The situation is not improving. According to the World Economic Forum (2021), closing the global gender gap will now take another generation, increasing from 99.5 years to 135.6 due to the Covid-19 pandemic.

The aim of this dissertation is to help to find ways to bolster women to leadership positions. To achieve this, I identify enabling factors for career progression through qualitative research.

Research questions

  • Which factors have enabled women in environmentally progressive organisations in Mexico to reach the top? Can they be categorised into macro (society, public and private sector-levels), meso (organisation-level) and micro (individual female leaders)?
  • Are environmentally progressive organisations perceived as more forward-thinking in their gender perspectives?
  • The women making it to the top positions are privileged. What is the perceived responsibility which that privilege entails?


Summary of key findings

To fulfil the research aims, I conducted 10 interviews with Mexican women leading climate action strategies at EPOs. The data from interviews, field notes and documents were analysed using the Gioia methodology[9] to produce second order themes and aggregate dimensions. These let to an inductive model showing dynamic interrelationships between enablers, perceptions of EPOs, and privilege. This theoretical contribution adds to our understanding of female leadership in Mexico, filling the research gap by adding insights to an under researched context.

Enablers were categorised into micro, meso and macro levels. At the micro level, personality factors (determination, passion for sustainability, proactive behaviour, alliance-building) and support from family and life partners were identified. At the meso level, organisational culture (informal support networks/mentoring), organisational policies (policies fitting women’s needs, training and development, increased visibility) and knowledge sharing with MNEs emerged. At the macro level, education and development and strengthening the public sector were identified as enablers.

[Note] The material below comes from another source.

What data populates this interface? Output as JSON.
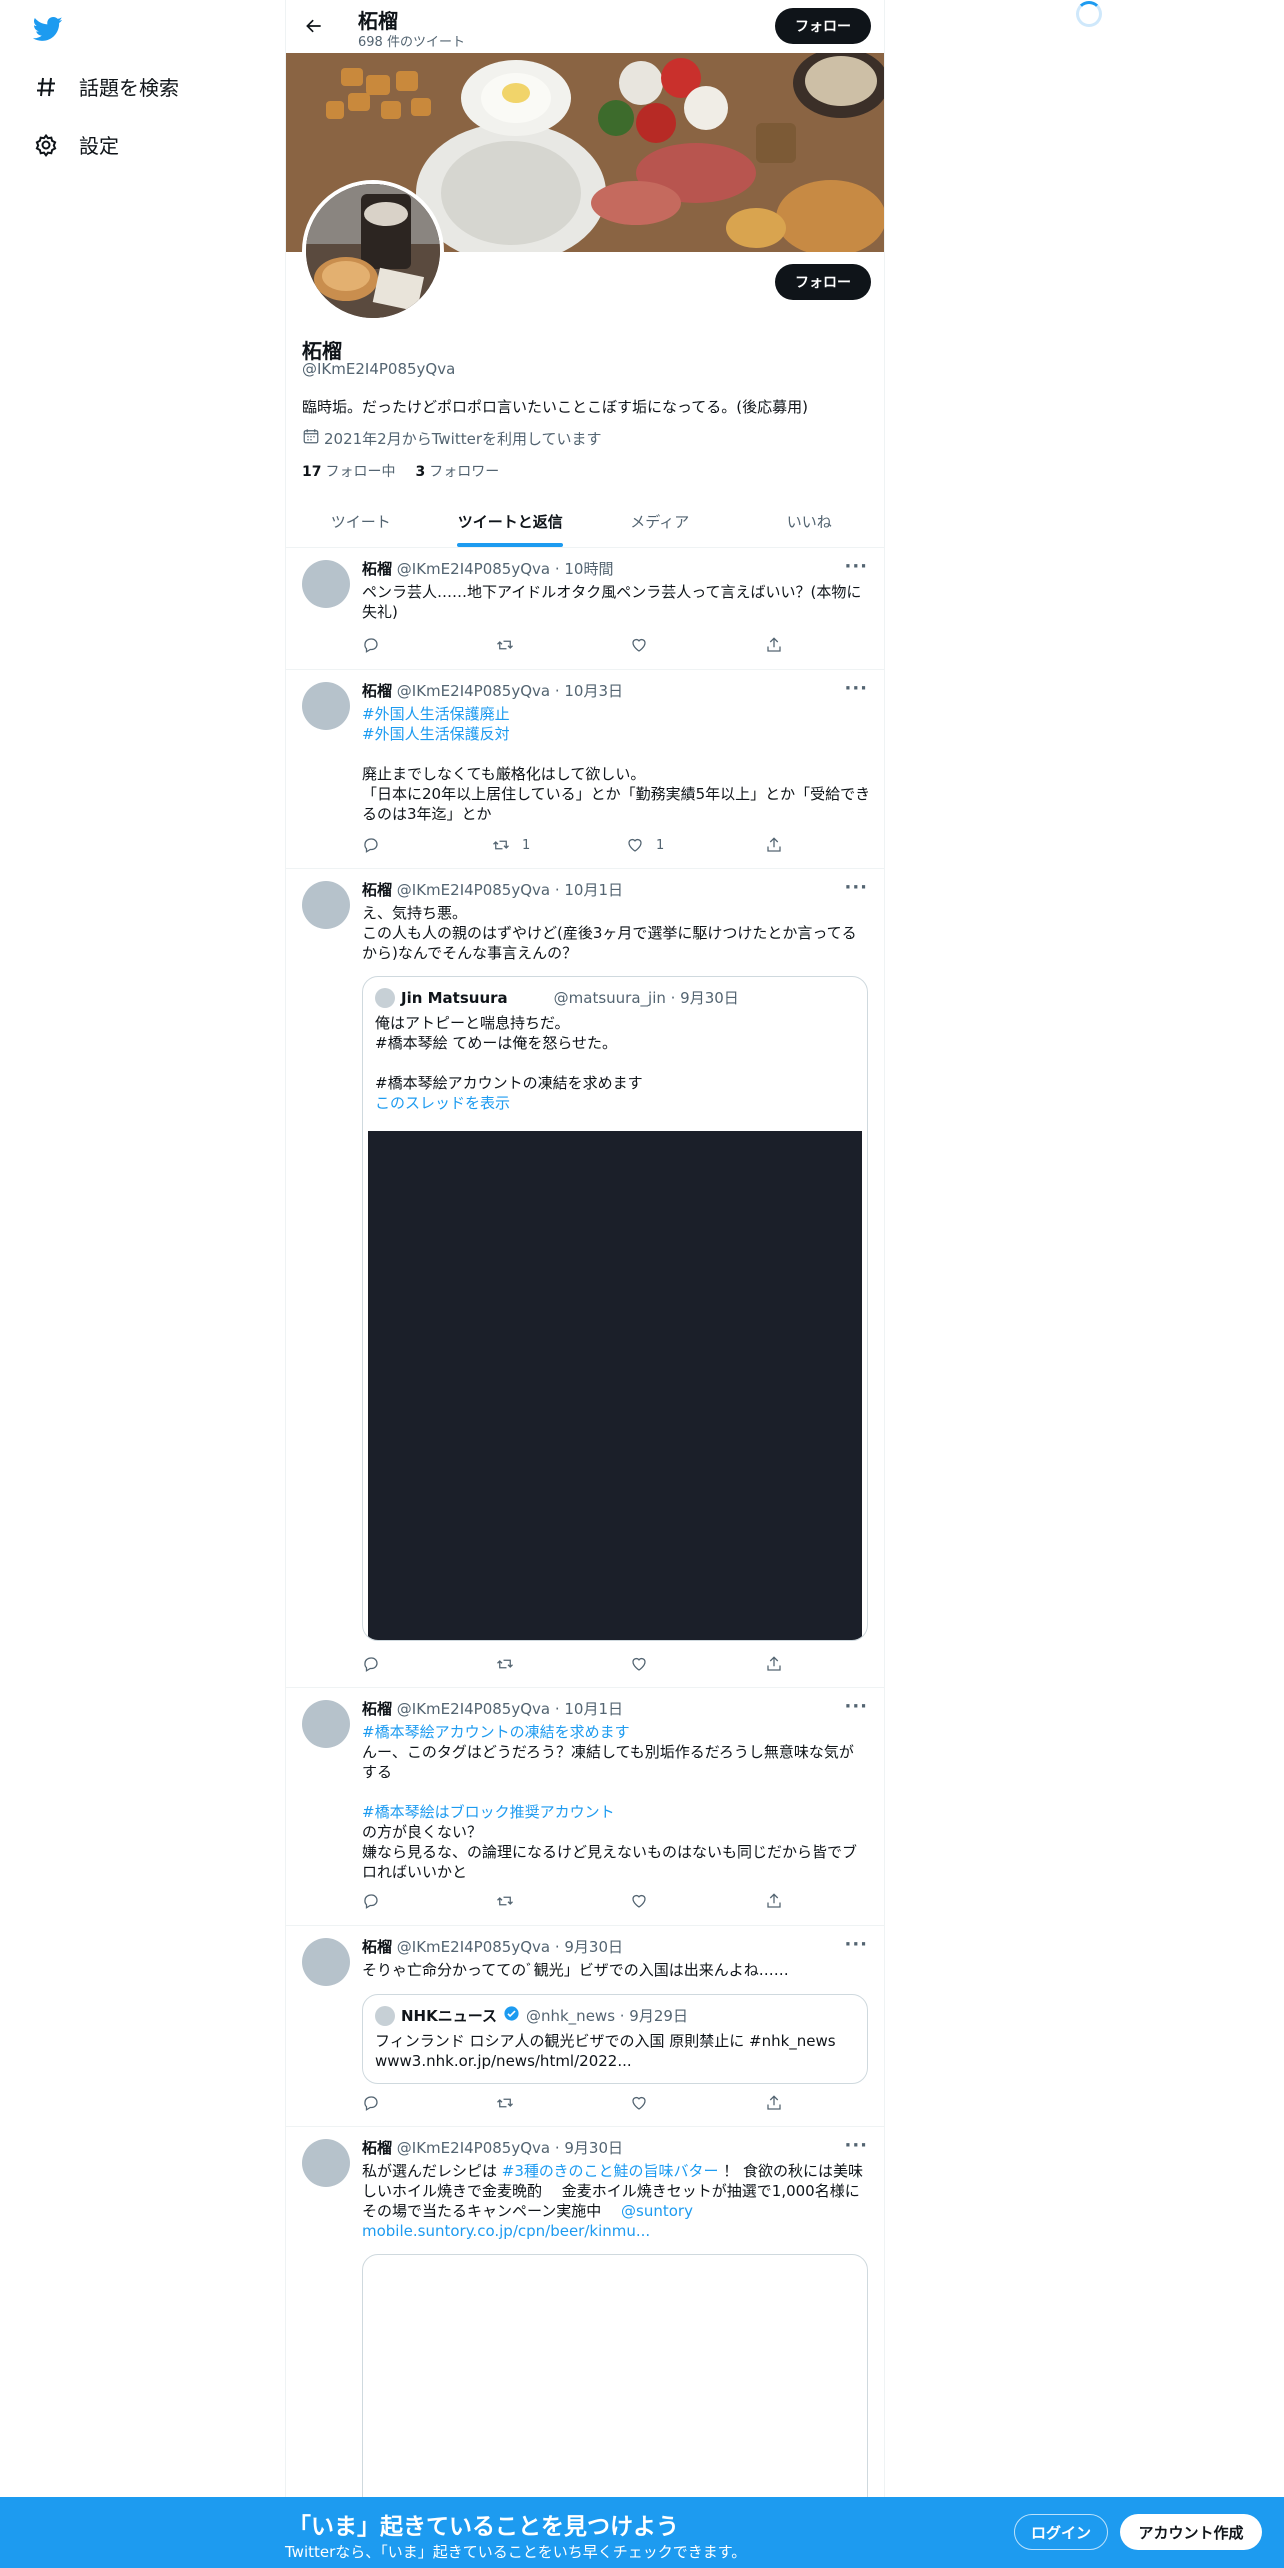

Furthermore, it was found that EPOs are perceived as more progressive in their gender perspectives, which contradicts available literature. This could be explained by limitations in the studies consulted, which had broad scopes and thus lacked depth on one specific context. Another explanation could be a marked contrast between participants’ earlier and current jobs.

Finally, the perceived role of privilege is to use it to open doors for women. While most interviewees recognised the ways in which privilege had helped them to reach the top, an interesting insight was one comment overlooking the existence of privilege, in line with the myth of meritocracy.


[1] France-Massin, D. 2019. Women in leadership bring better business performance. International Labour Organization (ILO).

[2] Acker, J. (2009). 'From glass ceiling to inequality regimes', Sociologie du travail, 51, pp.199–217.
Cohen, P. N. and Huffman, M. L. (2007). 'Working for the woman? Female managers and the gender wage gap'. American Sociological Review, 72, pp.681-704.

[3] Acker, J. (1990). 'Hierarchies, jobs, bodies: A theory of gendered organizations'. Gender and Society,4, pp.139-158.

[4] Sancier-Sultan, S. S.-M., Julia; Garibian, Diana. (2019). 'Taking the lead for inclusion'. In: Company, M. (ed.) Women Matter. France McKinsey and Company.

[5] Sancier-Sultan, (2019).

[6] Thomas, R. C., Marianne; Mcshane Urban, Kate; Cardazone, Gina; Bohrer, Ali; Mahajan, Sonia; Yee, Lareina; Krivkovich, Alexis; Huang, Jess; Rambachan, Ishanaa; Burns, Tiffany; Trkulja, Tijana (2021). 'Women in the workplace 2021'. In: Company, M. (ed.). McKinsey and Company.

[7] Thomas et al. (2019).

[8] Camarena Adame, M. E. and Saavedra García, M. L. (2018). 'El techo de cristal en méxico. Revista de Estudios de Género'. La Ventana, 5, pp.312-347.

[9] Gioia, D. A., Corley, K. G. and Hamilton, A. L. (2013). 'Seeking qualitative rigor in inductive research: Notes on the gioia methodology'. Organizational Research Methods, 16, pp.15-31.

09 November 2022